---------- Stored data

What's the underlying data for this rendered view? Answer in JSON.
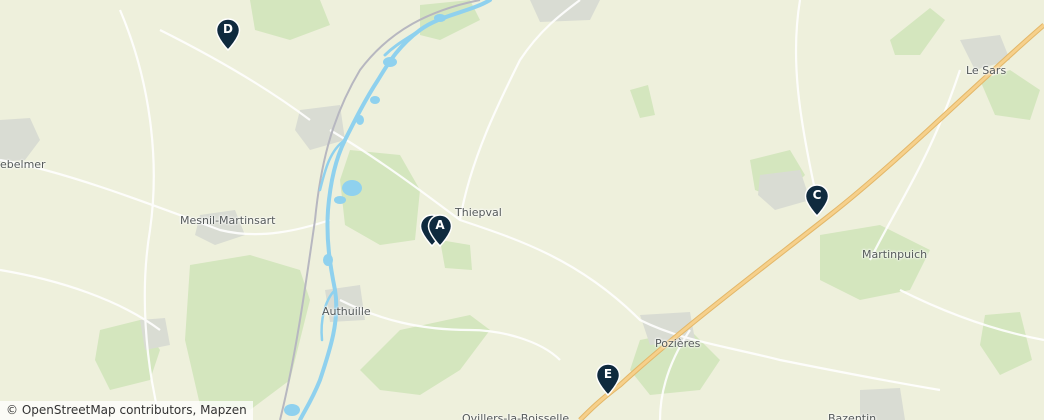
{
  "map": {
    "places": [
      {
        "id": "beaumont-hamel-partial",
        "label": "ebelmer"
      },
      {
        "id": "mesnil-martinsart",
        "label": "Mesnil-Martinsart"
      },
      {
        "id": "thiepval",
        "label": "Thiepval"
      },
      {
        "id": "authuille",
        "label": "Authuille"
      },
      {
        "id": "le-sars",
        "label": "Le Sars"
      },
      {
        "id": "martinpuich",
        "label": "Martinpuich"
      },
      {
        "id": "pozieres",
        "label": "Pozières"
      },
      {
        "id": "ovillers",
        "label": "Ovillers-la-Boisselle"
      },
      {
        "id": "bazentin",
        "label": "Bazentin"
      }
    ],
    "markers": [
      {
        "id": "marker-a",
        "label": "A"
      },
      {
        "id": "marker-b",
        "label": ""
      },
      {
        "id": "marker-c",
        "label": "C"
      },
      {
        "id": "marker-d",
        "label": "D"
      },
      {
        "id": "marker-e",
        "label": "E"
      }
    ],
    "marker_color": "#0f2a3e",
    "river_color": "#8fd1ee",
    "road_color": "#f0c77a",
    "land_color": "#eef0dc",
    "wood_color": "#d4e6be"
  },
  "attribution": {
    "copyright": "© OpenStreetMap contributors, Mapzen"
  }
}
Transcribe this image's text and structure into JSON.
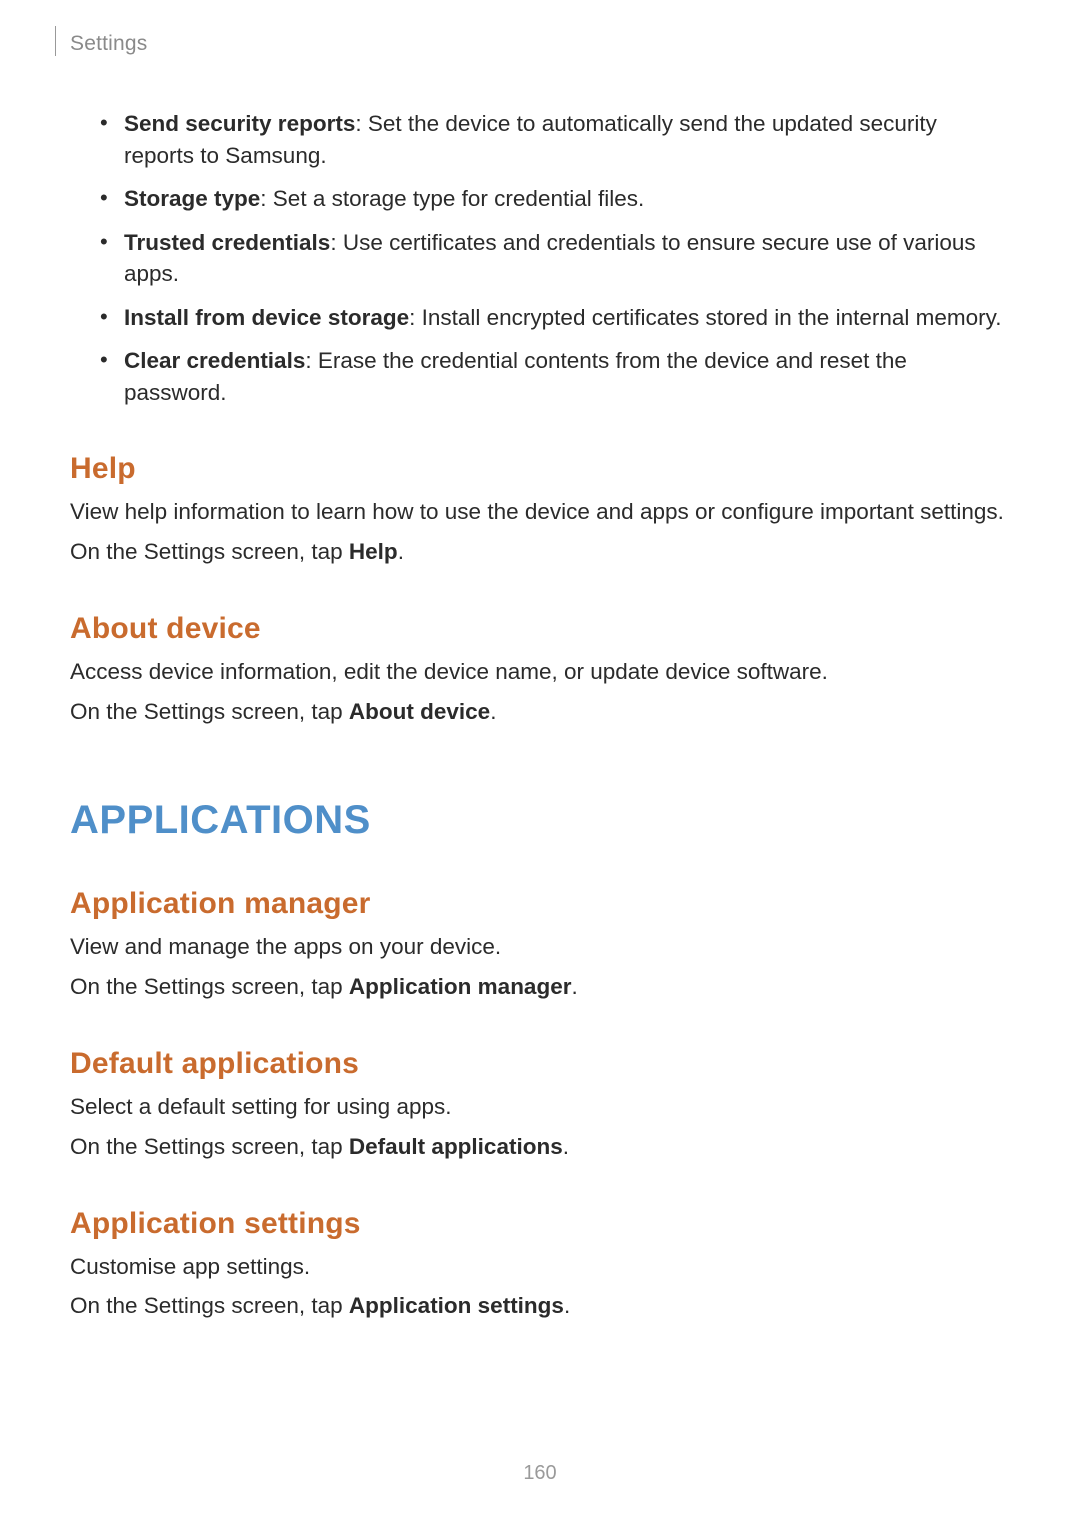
{
  "header": {
    "label": "Settings"
  },
  "page_number": "160",
  "bullets": [
    {
      "term": "Send security reports",
      "desc": ": Set the device to automatically send the updated security reports to Samsung."
    },
    {
      "term": "Storage type",
      "desc": ": Set a storage type for credential files."
    },
    {
      "term": "Trusted credentials",
      "desc": ": Use certificates and credentials to ensure secure use of various apps."
    },
    {
      "term": "Install from device storage",
      "desc": ": Install encrypted certificates stored in the internal memory."
    },
    {
      "term": "Clear credentials",
      "desc": ": Erase the credential contents from the device and reset the password."
    }
  ],
  "help": {
    "title": "Help",
    "body": "View help information to learn how to use the device and apps or configure important settings.",
    "instr_prefix": "On the Settings screen, tap ",
    "instr_bold": "Help",
    "instr_suffix": "."
  },
  "about": {
    "title": "About device",
    "body": "Access device information, edit the device name, or update device software.",
    "instr_prefix": "On the Settings screen, tap ",
    "instr_bold": "About device",
    "instr_suffix": "."
  },
  "chapter": {
    "title": "APPLICATIONS"
  },
  "appmgr": {
    "title": "Application manager",
    "body": "View and manage the apps on your device.",
    "instr_prefix": "On the Settings screen, tap ",
    "instr_bold": "Application manager",
    "instr_suffix": "."
  },
  "defapps": {
    "title": "Default applications",
    "body": "Select a default setting for using apps.",
    "instr_prefix": "On the Settings screen, tap ",
    "instr_bold": "Default applications",
    "instr_suffix": "."
  },
  "appset": {
    "title": "Application settings",
    "body": "Customise app settings.",
    "instr_prefix": "On the Settings screen, tap ",
    "instr_bold": "Application settings",
    "instr_suffix": "."
  }
}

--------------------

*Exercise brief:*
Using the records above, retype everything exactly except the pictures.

*Written solution:*
What's the underlying data for this rendered view? Answer in JSON.
{
  "map": {
    "places": [
      {
        "id": "beaumont-hamel-partial",
        "label": "ebelmer"
      },
      {
        "id": "mesnil-martinsart",
        "label": "Mesnil-Martinsart"
      },
      {
        "id": "thiepval",
        "label": "Thiepval"
      },
      {
        "id": "authuille",
        "label": "Authuille"
      },
      {
        "id": "le-sars",
        "label": "Le Sars"
      },
      {
        "id": "martinpuich",
        "label": "Martinpuich"
      },
      {
        "id": "pozieres",
        "label": "Pozières"
      },
      {
        "id": "ovillers",
        "label": "Ovillers-la-Boisselle"
      },
      {
        "id": "bazentin",
        "label": "Bazentin"
      }
    ],
    "markers": [
      {
        "id": "marker-a",
        "label": "A"
      },
      {
        "id": "marker-b",
        "label": ""
      },
      {
        "id": "marker-c",
        "label": "C"
      },
      {
        "id": "marker-d",
        "label": "D"
      },
      {
        "id": "marker-e",
        "label": "E"
      }
    ],
    "marker_color": "#0f2a3e",
    "river_color": "#8fd1ee",
    "road_color": "#f0c77a",
    "land_color": "#eef0dc",
    "wood_color": "#d4e6be"
  },
  "attribution": {
    "copyright": "© OpenStreetMap contributors, Mapzen"
  }
}
Transcribe this image's text and structure into JSON.
{
  "header": {
    "label": "Settings"
  },
  "page_number": "160",
  "bullets": [
    {
      "term": "Send security reports",
      "desc": ": Set the device to automatically send the updated security reports to Samsung."
    },
    {
      "term": "Storage type",
      "desc": ": Set a storage type for credential files."
    },
    {
      "term": "Trusted credentials",
      "desc": ": Use certificates and credentials to ensure secure use of various apps."
    },
    {
      "term": "Install from device storage",
      "desc": ": Install encrypted certificates stored in the internal memory."
    },
    {
      "term": "Clear credentials",
      "desc": ": Erase the credential contents from the device and reset the password."
    }
  ],
  "help": {
    "title": "Help",
    "body": "View help information to learn how to use the device and apps or configure important settings.",
    "instr_prefix": "On the Settings screen, tap ",
    "instr_bold": "Help",
    "instr_suffix": "."
  },
  "about": {
    "title": "About device",
    "body": "Access device information, edit the device name, or update device software.",
    "instr_prefix": "On the Settings screen, tap ",
    "instr_bold": "About device",
    "instr_suffix": "."
  },
  "chapter": {
    "title": "APPLICATIONS"
  },
  "appmgr": {
    "title": "Application manager",
    "body": "View and manage the apps on your device.",
    "instr_prefix": "On the Settings screen, tap ",
    "instr_bold": "Application manager",
    "instr_suffix": "."
  },
  "defapps": {
    "title": "Default applications",
    "body": "Select a default setting for using apps.",
    "instr_prefix": "On the Settings screen, tap ",
    "instr_bold": "Default applications",
    "instr_suffix": "."
  },
  "appset": {
    "title": "Application settings",
    "body": "Customise app settings.",
    "instr_prefix": "On the Settings screen, tap ",
    "instr_bold": "Application settings",
    "instr_suffix": "."
  }
}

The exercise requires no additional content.